The Growing Case for Ending the Crude Oil Export Ban | Commentary
The advantages of lifting the ban on crude oil exports are not just theoretical talking points discussed in the halls of Congress, but rather supported by a large and growing body of research by government agencies, academic institutions and think tanks across the political spectrum. The latest is a study released by the Harvard Business School and the Boston Consulting Group. It highlights the obvious benefits lifting the ban will have on American families and businesses, our economy and global allies.
The study discusses the changing U.S. energy landscape and the opportunities made possible by America’s new energy abundance. The fear of a crippling dependence on foreign oil that existed in the 1970s, when the export ban was put in place, is no longer applicable today. In fact, the U.S. is now the world’s top petroleum producer largely due to our recent ability to produce oil and natural gas from shale formations. The world has changed drastically in the past 40 years and it is time for our policies to accurately reflect the current conditions in which we now live. We must embrace the United States’ new leading role on the world energy stage and recognize the value it would create in our everyday lives.
This point is emphasized in the HBS and BCG study, which recommends “eliminating outdated restrictions on gas and oil exports” that are “based on circumstances in the 1970s that since have been reversed.”
The study also highlights the economic benefits of lifting the ban, providing further data and research that should help alleviate the concerns of those who continue to support the status quo.
First, lifting the ban will lower, not raise, domestic gasoline prices. This is perhaps the top issue raised by many of our colleagues who are understandably concerned with how a change in policy could affect prices at the pump back home.

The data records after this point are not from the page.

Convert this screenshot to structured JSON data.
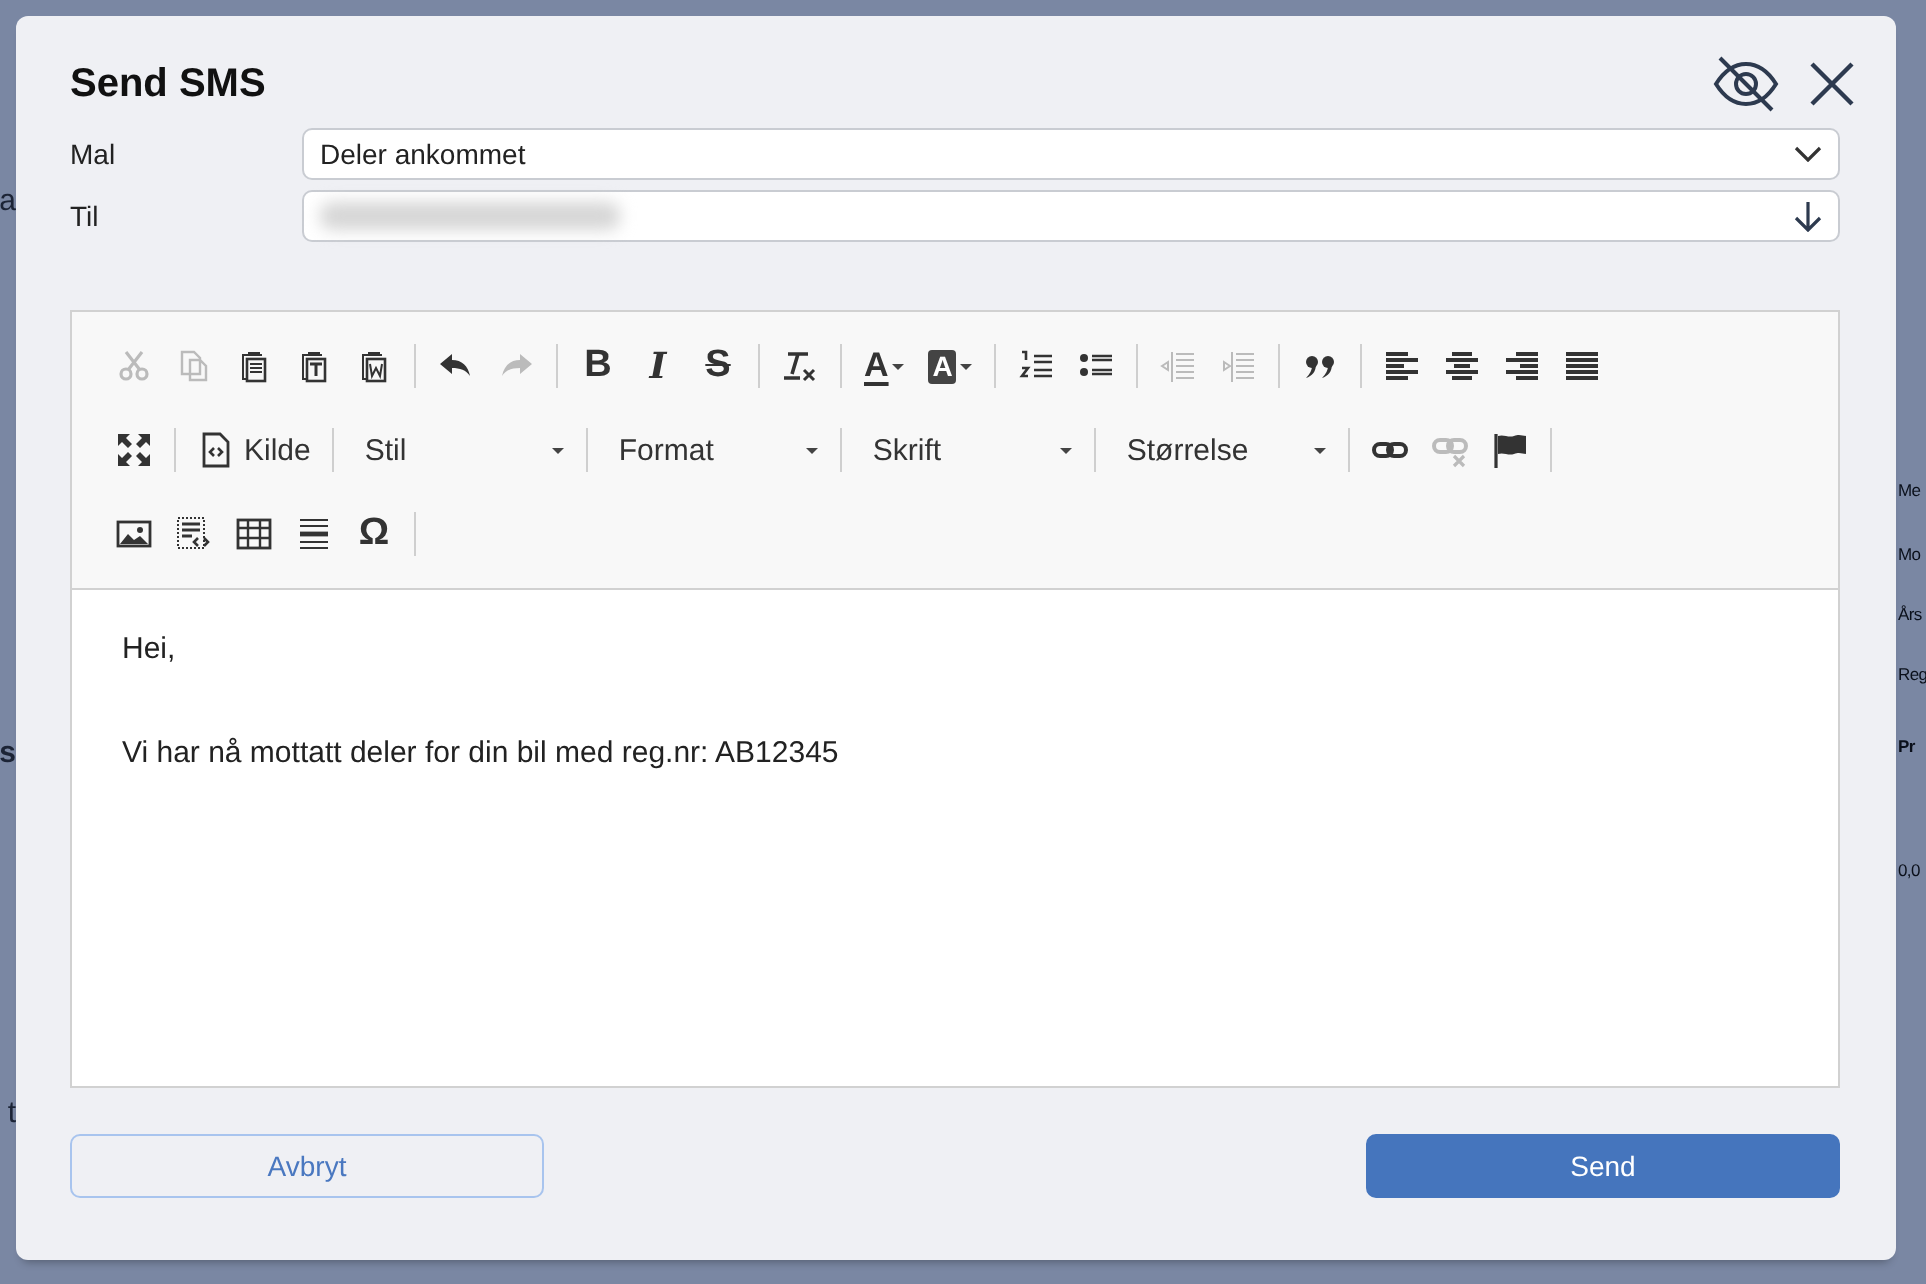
{
  "background": {
    "left_fragments": [
      "a",
      "s",
      "t"
    ],
    "right_fragments": [
      "Me",
      "Mo",
      "Års",
      "Reg",
      "Pr",
      "0,0"
    ]
  },
  "dialog": {
    "title": "Send SMS"
  },
  "fields": [
    {
      "label": "Mal",
      "kind": "select",
      "value": "Deler ankommet"
    },
    {
      "label": "Til",
      "kind": "recipient"
    }
  ],
  "toolbar": [
    [
      {
        "kind": "cut",
        "disabled": true
      },
      {
        "kind": "copy",
        "disabled": true
      },
      {
        "kind": "paste",
        "disabled": false
      },
      {
        "kind": "paste_text",
        "disabled": false
      },
      {
        "kind": "paste_word",
        "disabled": false
      },
      {
        "kind": "separator"
      },
      {
        "kind": "undo",
        "disabled": false
      },
      {
        "kind": "redo",
        "disabled": true
      },
      {
        "kind": "separator"
      },
      {
        "kind": "bold",
        "glyph": "B",
        "disabled": false
      },
      {
        "kind": "italic",
        "glyph": "I",
        "disabled": false
      },
      {
        "kind": "strike",
        "glyph": "S",
        "disabled": false
      },
      {
        "kind": "separator"
      },
      {
        "kind": "clear_format",
        "disabled": false
      },
      {
        "kind": "separator"
      },
      {
        "kind": "text_color",
        "glyph": "A",
        "disabled": false
      },
      {
        "kind": "bg_color",
        "glyph": "A",
        "disabled": false
      },
      {
        "kind": "separator"
      },
      {
        "kind": "numbered_list",
        "disabled": false
      },
      {
        "kind": "bullet_list",
        "disabled": false
      },
      {
        "kind": "separator"
      },
      {
        "kind": "outdent",
        "disabled": true
      },
      {
        "kind": "indent",
        "disabled": true
      },
      {
        "kind": "separator"
      },
      {
        "kind": "quote",
        "disabled": false
      },
      {
        "kind": "separator"
      },
      {
        "kind": "align_left",
        "disabled": false
      },
      {
        "kind": "align_center",
        "disabled": false
      },
      {
        "kind": "align_right",
        "disabled": false
      },
      {
        "kind": "justify",
        "disabled": false
      }
    ],
    [
      {
        "kind": "maximize",
        "disabled": false
      },
      {
        "kind": "separator"
      },
      {
        "kind": "source",
        "label": "Kilde",
        "disabled": false
      },
      {
        "kind": "separator"
      },
      {
        "kind": "combo",
        "label": "Stil"
      },
      {
        "kind": "separator"
      },
      {
        "kind": "combo",
        "label": "Format"
      },
      {
        "kind": "separator"
      },
      {
        "kind": "combo",
        "label": "Skrift"
      },
      {
        "kind": "separator"
      },
      {
        "kind": "combo",
        "label": "Størrelse"
      },
      {
        "kind": "separator"
      },
      {
        "kind": "link",
        "disabled": false
      },
      {
        "kind": "unlink",
        "disabled": true
      },
      {
        "kind": "anchor",
        "disabled": false
      },
      {
        "kind": "separator"
      }
    ],
    [
      {
        "kind": "image",
        "disabled": false
      },
      {
        "kind": "template",
        "disabled": false
      },
      {
        "kind": "table",
        "disabled": false
      },
      {
        "kind": "rule",
        "disabled": false
      },
      {
        "kind": "special_char",
        "glyph": "Ω",
        "disabled": false
      },
      {
        "kind": "separator"
      }
    ]
  ],
  "body": [
    "Hei,",
    "Vi har nå mottatt deler for din bil med reg.nr: AB12345"
  ],
  "buttons": [
    {
      "label": "Avbryt",
      "kind": "secondary"
    },
    {
      "label": "Send",
      "kind": "primary"
    }
  ]
}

But numerous studies have shown lifting the ban would put downward pressure on domestic gasoline prices. The HBS and BCG study explains: “Crude oil exports increase the competitiveness of domestic oil production without affecting U.S. consumers. . . . The overall effect of lifting the oil export ban could actually reduce global prices for gasoline by increasing the global availability of crude oil.” This is consistent with findings from Columbia University that lifting the ban could save consumers as much as 12-cents-per-gallon and a number of other studies that reached similar conclusions.
Second, lifting the ban creates new world markets for the light crude oil being produced in the United States. To many, the notion of exporting American oil to foreign countries seems illogical because American produced oil should be consumed here at home. It’s an easy argument to make and an easy talking point for people to understand. However, it’s overly simplistic and ignores the complex realities that exist in regards to different grades of crude oil and refinery capacity.
This latest study, authored by one of the most respected economists in the world, helps explain this point: “The U.S. has a domestic mismatch in the types of crude produced from U.S. basins and the crude types required by U.S. refiners. Unconventionals skew U.S. supply toward light grades, but U.S. refineries have been built to operate with a mix of light and heavy crude oils.” In other words, it is not economically feasible for the U.S. to refine and consume all of the oil we are producing here at home. Lifting the ban would allow the U.S. to export some of this light crude, while importing heavy crude that our refineries are better equipped to process. The result would be an increase in the global oil supply and increased energy security.
Finally, lifting the ban supports free-trade policies. Trade is a crucial component of our economy and necessary for American businesses to remain competitive and create jobs. Just as our economy and U.S. industries benefit from the free trade of automobiles, computer software, fruit, vegetables, gasoline and other commodities, so would we benefit from trading crude oil. The study notes that “export bans are inconsistent with longstanding U.S. trade policy and undermine U.S. efforts in opening markets generally, which benefit U.S. producers and consumers across all industries.”
Many in Congress have been carefully exploring the issue of crude oil exports and working to better understand the impacts a change in policy would have on our economy and constituents. Support continues to grow. Our bipartisan bill, HR 702, now has 70 co-sponsors representing 29 states and similar legislation in the Senate has the support of 14 senators from both parties. They understand that lifting the crude oil export ban is a win for our economy and consumers. Academics and business leaders have testified at numerous hearings on Capitol Hill and they confirmed, almost unanimously, that it will create jobs, increase U.S. oil production, lower gasoline prices and strengthen our national security.
We will continue to push our colleagues and the president to take action to end the decades-old ban on oil exports and make the U.S. a global energy superpower. Anything short of repeal would be a missed opportunity.
Rep. Joe L. Barton is a Republican and Rep. Henry Cuellar is a Democrat. Both are from Texas.